Excerpts from a dataset:

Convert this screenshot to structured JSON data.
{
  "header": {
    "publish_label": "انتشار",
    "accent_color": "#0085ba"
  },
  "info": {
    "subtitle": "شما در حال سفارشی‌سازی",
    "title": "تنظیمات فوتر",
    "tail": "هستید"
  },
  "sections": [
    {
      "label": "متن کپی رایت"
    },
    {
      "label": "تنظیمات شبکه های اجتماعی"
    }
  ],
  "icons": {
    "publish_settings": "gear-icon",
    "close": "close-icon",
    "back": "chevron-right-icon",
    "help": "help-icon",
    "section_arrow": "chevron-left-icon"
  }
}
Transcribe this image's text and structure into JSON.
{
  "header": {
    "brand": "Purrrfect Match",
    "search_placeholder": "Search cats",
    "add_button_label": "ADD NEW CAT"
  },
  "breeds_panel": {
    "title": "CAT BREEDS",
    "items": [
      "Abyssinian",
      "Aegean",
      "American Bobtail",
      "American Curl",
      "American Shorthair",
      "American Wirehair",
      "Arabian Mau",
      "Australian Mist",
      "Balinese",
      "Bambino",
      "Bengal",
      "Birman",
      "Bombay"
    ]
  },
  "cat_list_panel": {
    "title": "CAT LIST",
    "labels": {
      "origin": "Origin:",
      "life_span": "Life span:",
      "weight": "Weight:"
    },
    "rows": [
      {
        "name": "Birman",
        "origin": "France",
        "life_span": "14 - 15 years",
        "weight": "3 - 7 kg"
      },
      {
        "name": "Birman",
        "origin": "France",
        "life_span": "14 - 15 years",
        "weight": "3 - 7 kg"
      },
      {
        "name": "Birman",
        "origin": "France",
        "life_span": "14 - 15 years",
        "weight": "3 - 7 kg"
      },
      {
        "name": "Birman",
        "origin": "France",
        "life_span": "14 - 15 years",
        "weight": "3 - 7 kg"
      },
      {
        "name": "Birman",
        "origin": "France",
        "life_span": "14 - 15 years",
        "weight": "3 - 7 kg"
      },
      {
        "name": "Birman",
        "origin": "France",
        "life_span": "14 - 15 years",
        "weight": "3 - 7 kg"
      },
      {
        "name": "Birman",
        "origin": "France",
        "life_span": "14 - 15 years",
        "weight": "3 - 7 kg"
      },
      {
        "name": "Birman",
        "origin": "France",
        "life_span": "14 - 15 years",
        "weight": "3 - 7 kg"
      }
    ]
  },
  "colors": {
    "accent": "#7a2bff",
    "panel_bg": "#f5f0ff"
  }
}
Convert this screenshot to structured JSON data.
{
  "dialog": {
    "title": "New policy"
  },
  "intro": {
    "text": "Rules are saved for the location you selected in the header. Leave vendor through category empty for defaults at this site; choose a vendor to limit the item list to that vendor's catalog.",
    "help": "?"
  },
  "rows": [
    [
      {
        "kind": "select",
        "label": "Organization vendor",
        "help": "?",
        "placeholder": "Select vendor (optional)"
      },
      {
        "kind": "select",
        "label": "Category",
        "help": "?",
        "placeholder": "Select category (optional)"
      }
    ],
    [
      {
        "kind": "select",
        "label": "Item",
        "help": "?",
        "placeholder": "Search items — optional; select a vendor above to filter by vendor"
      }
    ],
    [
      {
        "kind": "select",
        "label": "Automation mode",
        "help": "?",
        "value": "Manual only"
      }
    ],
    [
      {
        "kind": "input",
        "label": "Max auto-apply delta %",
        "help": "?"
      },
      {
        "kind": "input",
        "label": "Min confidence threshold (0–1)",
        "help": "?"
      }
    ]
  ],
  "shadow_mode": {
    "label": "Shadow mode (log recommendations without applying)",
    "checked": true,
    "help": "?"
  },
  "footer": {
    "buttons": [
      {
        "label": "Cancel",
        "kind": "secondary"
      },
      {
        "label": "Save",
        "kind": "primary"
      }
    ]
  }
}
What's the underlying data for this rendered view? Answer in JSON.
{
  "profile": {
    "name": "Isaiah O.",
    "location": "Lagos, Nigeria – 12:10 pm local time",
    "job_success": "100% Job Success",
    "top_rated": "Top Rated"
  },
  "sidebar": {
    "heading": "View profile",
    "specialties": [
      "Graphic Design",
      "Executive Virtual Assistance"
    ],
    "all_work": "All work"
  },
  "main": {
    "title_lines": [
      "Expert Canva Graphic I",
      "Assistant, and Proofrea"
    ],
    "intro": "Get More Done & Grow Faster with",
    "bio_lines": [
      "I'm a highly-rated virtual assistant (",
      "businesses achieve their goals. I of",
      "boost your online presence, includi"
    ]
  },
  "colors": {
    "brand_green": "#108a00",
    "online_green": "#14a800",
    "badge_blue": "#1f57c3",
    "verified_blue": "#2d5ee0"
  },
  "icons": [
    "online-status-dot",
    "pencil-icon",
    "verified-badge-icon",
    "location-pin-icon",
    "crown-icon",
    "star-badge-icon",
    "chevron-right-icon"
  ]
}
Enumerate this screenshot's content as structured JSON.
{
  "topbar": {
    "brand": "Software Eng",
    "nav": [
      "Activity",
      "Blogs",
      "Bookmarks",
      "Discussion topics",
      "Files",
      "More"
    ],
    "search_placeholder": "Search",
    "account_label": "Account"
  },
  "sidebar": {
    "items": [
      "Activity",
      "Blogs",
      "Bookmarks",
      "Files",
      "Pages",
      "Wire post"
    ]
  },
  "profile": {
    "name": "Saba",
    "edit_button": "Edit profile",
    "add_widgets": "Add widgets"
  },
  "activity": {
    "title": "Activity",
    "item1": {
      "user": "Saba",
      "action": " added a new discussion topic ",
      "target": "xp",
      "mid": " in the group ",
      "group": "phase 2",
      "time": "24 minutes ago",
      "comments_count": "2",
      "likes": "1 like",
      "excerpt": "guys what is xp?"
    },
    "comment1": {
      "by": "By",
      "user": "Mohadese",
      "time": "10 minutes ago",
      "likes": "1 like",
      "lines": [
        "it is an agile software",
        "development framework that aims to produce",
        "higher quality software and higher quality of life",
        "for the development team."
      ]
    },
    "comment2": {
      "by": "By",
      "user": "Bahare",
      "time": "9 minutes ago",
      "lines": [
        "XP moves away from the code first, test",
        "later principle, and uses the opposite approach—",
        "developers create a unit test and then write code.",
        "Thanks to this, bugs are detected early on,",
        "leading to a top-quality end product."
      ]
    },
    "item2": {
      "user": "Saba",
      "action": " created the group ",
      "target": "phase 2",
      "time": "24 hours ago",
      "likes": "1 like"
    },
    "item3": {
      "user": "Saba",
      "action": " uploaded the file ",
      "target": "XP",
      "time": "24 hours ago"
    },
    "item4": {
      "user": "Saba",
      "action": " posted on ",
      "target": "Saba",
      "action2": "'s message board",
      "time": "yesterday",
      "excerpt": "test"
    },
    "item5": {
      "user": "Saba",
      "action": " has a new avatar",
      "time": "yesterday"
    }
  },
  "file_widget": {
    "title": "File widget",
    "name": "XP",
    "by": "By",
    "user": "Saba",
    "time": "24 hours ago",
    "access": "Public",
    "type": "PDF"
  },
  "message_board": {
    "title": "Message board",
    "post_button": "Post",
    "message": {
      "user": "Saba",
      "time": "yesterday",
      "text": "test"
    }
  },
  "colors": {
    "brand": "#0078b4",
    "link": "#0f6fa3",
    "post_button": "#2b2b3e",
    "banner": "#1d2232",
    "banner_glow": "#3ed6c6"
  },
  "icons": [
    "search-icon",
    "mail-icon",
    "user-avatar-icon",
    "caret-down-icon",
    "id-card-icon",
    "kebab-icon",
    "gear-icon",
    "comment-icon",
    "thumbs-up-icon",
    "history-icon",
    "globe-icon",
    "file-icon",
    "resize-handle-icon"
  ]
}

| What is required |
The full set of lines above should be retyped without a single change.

| Task response |
Convert this screenshot to structured JSON data.
{
  "header": {
    "publish_label": "انتشار",
    "accent_color": "#0085ba"
  },
  "info": {
    "subtitle": "شما در حال سفارشی‌سازی",
    "title": "تنظیمات فوتر",
    "tail": "هستید"
  },
  "sections": [
    {
      "label": "متن کپی رایت"
    },
    {
      "label": "تنظیمات شبکه های اجتماعی"
    }
  ],
  "icons": {
    "publish_settings": "gear-icon",
    "close": "close-icon",
    "back": "chevron-right-icon",
    "help": "help-icon",
    "section_arrow": "chevron-left-icon"
  }
}
Transcribe this image's text and structure into JSON.
{
  "header": {
    "brand": "Purrrfect Match",
    "search_placeholder": "Search cats",
    "add_button_label": "ADD NEW CAT"
  },
  "breeds_panel": {
    "title": "CAT BREEDS",
    "items": [
      "Abyssinian",
      "Aegean",
      "American Bobtail",
      "American Curl",
      "American Shorthair",
      "American Wirehair",
      "Arabian Mau",
      "Australian Mist",
      "Balinese",
      "Bambino",
      "Bengal",
      "Birman",
      "Bombay"
    ]
  },
  "cat_list_panel": {
    "title": "CAT LIST",
    "labels": {
      "origin": "Origin:",
      "life_span": "Life span:",
      "weight": "Weight:"
    },
    "rows": [
      {
        "name": "Birman",
        "origin": "France",
        "life_span": "14 - 15 years",
        "weight": "3 - 7 kg"
      },
      {
        "name": "Birman",
        "origin": "France",
        "life_span": "14 - 15 years",
        "weight": "3 - 7 kg"
      },
      {
        "name": "Birman",
        "origin": "France",
        "life_span": "14 - 15 years",
        "weight": "3 - 7 kg"
      },
      {
        "name": "Birman",
        "origin": "France",
        "life_span": "14 - 15 years",
        "weight": "3 - 7 kg"
      },
      {
        "name": "Birman",
        "origin": "France",
        "life_span": "14 - 15 years",
        "weight": "3 - 7 kg"
      },
      {
        "name": "Birman",
        "origin": "France",
        "life_span": "14 - 15 years",
        "weight": "3 - 7 kg"
      },
      {
        "name": "Birman",
        "origin": "France",
        "life_span": "14 - 15 years",
        "weight": "3 - 7 kg"
      },
      {
        "name": "Birman",
        "origin": "France",
        "life_span": "14 - 15 years",
        "weight": "3 - 7 kg"
      }
    ]
  },
  "colors": {
    "accent": "#7a2bff",
    "panel_bg": "#f5f0ff"
  }
}
Convert this screenshot to structured JSON data.
{
  "dialog": {
    "title": "New policy"
  },
  "intro": {
    "text": "Rules are saved for the location you selected in the header. Leave vendor through category empty for defaults at this site; choose a vendor to limit the item list to that vendor's catalog.",
    "help": "?"
  },
  "rows": [
    [
      {
        "kind": "select",
        "label": "Organization vendor",
        "help": "?",
        "placeholder": "Select vendor (optional)"
      },
      {
        "kind": "select",
        "label": "Category",
        "help": "?",
        "placeholder": "Select category (optional)"
      }
    ],
    [
      {
        "kind": "select",
        "label": "Item",
        "help": "?",
        "placeholder": "Search items — optional; select a vendor above to filter by vendor"
      }
    ],
    [
      {
        "kind": "select",
        "label": "Automation mode",
        "help": "?",
        "value": "Manual only"
      }
    ],
    [
      {
        "kind": "input",
        "label": "Max auto-apply delta %",
        "help": "?"
      },
      {
        "kind": "input",
        "label": "Min confidence threshold (0–1)",
        "help": "?"
      }
    ]
  ],
  "shadow_mode": {
    "label": "Shadow mode (log recommendations without applying)",
    "checked": true,
    "help": "?"
  },
  "footer": {
    "buttons": [
      {
        "label": "Cancel",
        "kind": "secondary"
      },
      {
        "label": "Save",
        "kind": "primary"
      }
    ]
  }
}
What's the underlying data for this rendered view? Answer in JSON.
{
  "profile": {
    "name": "Isaiah O.",
    "location": "Lagos, Nigeria – 12:10 pm local time",
    "job_success": "100% Job Success",
    "top_rated": "Top Rated"
  },
  "sidebar": {
    "heading": "View profile",
    "specialties": [
      "Graphic Design",
      "Executive Virtual Assistance"
    ],
    "all_work": "All work"
  },
  "main": {
    "title_lines": [
      "Expert Canva Graphic I",
      "Assistant, and Proofrea"
    ],
    "intro": "Get More Done & Grow Faster with",
    "bio_lines": [
      "I'm a highly-rated virtual assistant (",
      "businesses achieve their goals. I of",
      "boost your online presence, includi"
    ]
  },
  "colors": {
    "brand_green": "#108a00",
    "online_green": "#14a800",
    "badge_blue": "#1f57c3",
    "verified_blue": "#2d5ee0"
  },
  "icons": [
    "online-status-dot",
    "pencil-icon",
    "verified-badge-icon",
    "location-pin-icon",
    "crown-icon",
    "star-badge-icon",
    "chevron-right-icon"
  ]
}
Enumerate this screenshot's content as structured JSON.
{
  "topbar": {
    "brand": "Software Eng",
    "nav": [
      "Activity",
      "Blogs",
      "Bookmarks",
      "Discussion topics",
      "Files",
      "More"
    ],
    "search_placeholder": "Search",
    "account_label": "Account"
  },
  "sidebar": {
    "items": [
      "Activity",
      "Blogs",
      "Bookmarks",
      "Files",
      "Pages",
      "Wire post"
    ]
  },
  "profile": {
    "name": "Saba",
    "edit_button": "Edit profile",
    "add_widgets": "Add widgets"
  },
  "activity": {
    "title": "Activity",
    "item1": {
      "user": "Saba",
      "action": " added a new discussion topic ",
      "target": "xp",
      "mid": " in the group ",
      "group": "phase 2",
      "time": "24 minutes ago",
      "comments_count": "2",
      "likes": "1 like",
      "excerpt": "guys what is xp?"
    },
    "comment1": {
      "by": "By",
      "user": "Mohadese",
      "time": "10 minutes ago",
      "likes": "1 like",
      "lines": [
        "it is an agile software",
        "development framework that aims to produce",
        "higher quality software and higher quality of life",
        "for the development team."
      ]
    },
    "comment2": {
      "by": "By",
      "user": "Bahare",
      "time": "9 minutes ago",
      "lines": [
        "XP moves away from the code first, test",
        "later principle, and uses the opposite approach—",
        "developers create a unit test and then write code.",
        "Thanks to this, bugs are detected early on,",
        "leading to a top-quality end product."
      ]
    },
    "item2": {
      "user": "Saba",
      "action": " created the group ",
      "target": "phase 2",
      "time": "24 hours ago",
      "likes": "1 like"
    },
    "item3": {
      "user": "Saba",
      "action": " uploaded the file ",
      "target": "XP",
      "time": "24 hours ago"
    },
    "item4": {
      "user": "Saba",
      "action": " posted on ",
      "target": "Saba",
      "action2": "'s message board",
      "time": "yesterday",
      "excerpt": "test"
    },
    "item5": {
      "user": "Saba",
      "action": " has a new avatar",
      "time": "yesterday"
    }
  },
  "file_widget": {
    "title": "File widget",
    "name": "XP",
    "by": "By",
    "user": "Saba",
    "time": "24 hours ago",
    "access": "Public",
    "type": "PDF"
  },
  "message_board": {
    "title": "Message board",
    "post_button": "Post",
    "message": {
      "user": "Saba",
      "time": "yesterday",
      "text": "test"
    }
  },
  "colors": {
    "brand": "#0078b4",
    "link": "#0f6fa3",
    "post_button": "#2b2b3e",
    "banner": "#1d2232",
    "banner_glow": "#3ed6c6"
  },
  "icons": [
    "search-icon",
    "mail-icon",
    "user-avatar-icon",
    "caret-down-icon",
    "id-card-icon",
    "kebab-icon",
    "gear-icon",
    "comment-icon",
    "thumbs-up-icon",
    "history-icon",
    "globe-icon",
    "file-icon",
    "resize-handle-icon"
  ]
}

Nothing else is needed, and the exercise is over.